EXERCISE PROMPT: Restate each record word for word, omitting whatever pictures it holds.
******************************
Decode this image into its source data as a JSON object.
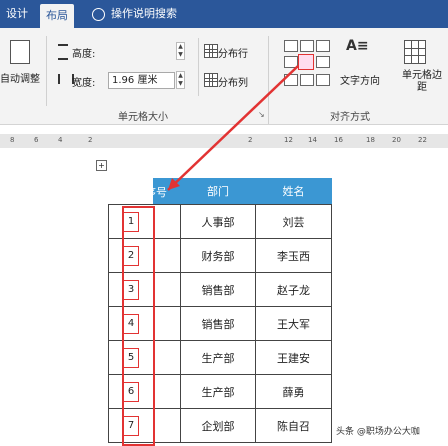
{
  "tabs": [
    {
      "label": "设计",
      "active": false
    },
    {
      "label": "布局",
      "active": true
    }
  ],
  "help": {
    "label": "操作说明搜索"
  },
  "ribbon": {
    "autofit_label": "自动调整",
    "height_label": "高度:",
    "width_label": "宽度:",
    "width_value": "1.96 厘米",
    "distribute_rows": "分布行",
    "distribute_cols": "分布列",
    "cell_size_group": "单元格大小",
    "text_direction": "文字方向",
    "cell_margins": "单元格边距",
    "alignment_group": "对齐方式"
  },
  "ruler": {
    "marks": [
      "8",
      "6",
      "4",
      "2",
      "2",
      "12",
      "14",
      "16",
      "18",
      "20",
      "22"
    ]
  },
  "table": {
    "headers": [
      "序号",
      "部门",
      "姓名"
    ],
    "rows": [
      {
        "index": "1",
        "dept": "人事部",
        "name": "刘芸"
      },
      {
        "index": "2",
        "dept": "财务部",
        "name": "李玉西"
      },
      {
        "index": "3",
        "dept": "销售部",
        "name": "赵子龙"
      },
      {
        "index": "4",
        "dept": "销售部",
        "name": "王大军"
      },
      {
        "index": "5",
        "dept": "生产部",
        "name": "王建安"
      },
      {
        "index": "6",
        "dept": "生产部",
        "name": "薛勇"
      },
      {
        "index": "7",
        "dept": "企划部",
        "name": "陈自召"
      }
    ]
  },
  "watermark": "头条 @职场办公大咖",
  "colors": {
    "ribbon_blue": "#2b579a",
    "header_blue": "#3b97d3",
    "highlight_red": "#e23333"
  }
}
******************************
ANSWER SECTION:
Decode this image into its source data as a JSON object.
{
  "tabs": [
    {
      "label": "设计",
      "active": false
    },
    {
      "label": "布局",
      "active": true
    }
  ],
  "help": {
    "label": "操作说明搜索"
  },
  "ribbon": {
    "autofit_label": "自动调整",
    "height_label": "高度:",
    "width_label": "宽度:",
    "width_value": "1.96 厘米",
    "distribute_rows": "分布行",
    "distribute_cols": "分布列",
    "cell_size_group": "单元格大小",
    "text_direction": "文字方向",
    "cell_margins": "单元格边距",
    "alignment_group": "对齐方式"
  },
  "ruler": {
    "marks": [
      "8",
      "6",
      "4",
      "2",
      "2",
      "12",
      "14",
      "16",
      "18",
      "20",
      "22"
    ]
  },
  "table": {
    "headers": [
      "序号",
      "部门",
      "姓名"
    ],
    "rows": [
      {
        "index": "1",
        "dept": "人事部",
        "name": "刘芸"
      },
      {
        "index": "2",
        "dept": "财务部",
        "name": "李玉西"
      },
      {
        "index": "3",
        "dept": "销售部",
        "name": "赵子龙"
      },
      {
        "index": "4",
        "dept": "销售部",
        "name": "王大军"
      },
      {
        "index": "5",
        "dept": "生产部",
        "name": "王建安"
      },
      {
        "index": "6",
        "dept": "生产部",
        "name": "薛勇"
      },
      {
        "index": "7",
        "dept": "企划部",
        "name": "陈自召"
      }
    ]
  },
  "watermark": "头条 @职场办公大咖",
  "colors": {
    "ribbon_blue": "#2b579a",
    "header_blue": "#3b97d3",
    "highlight_red": "#e23333"
  }
}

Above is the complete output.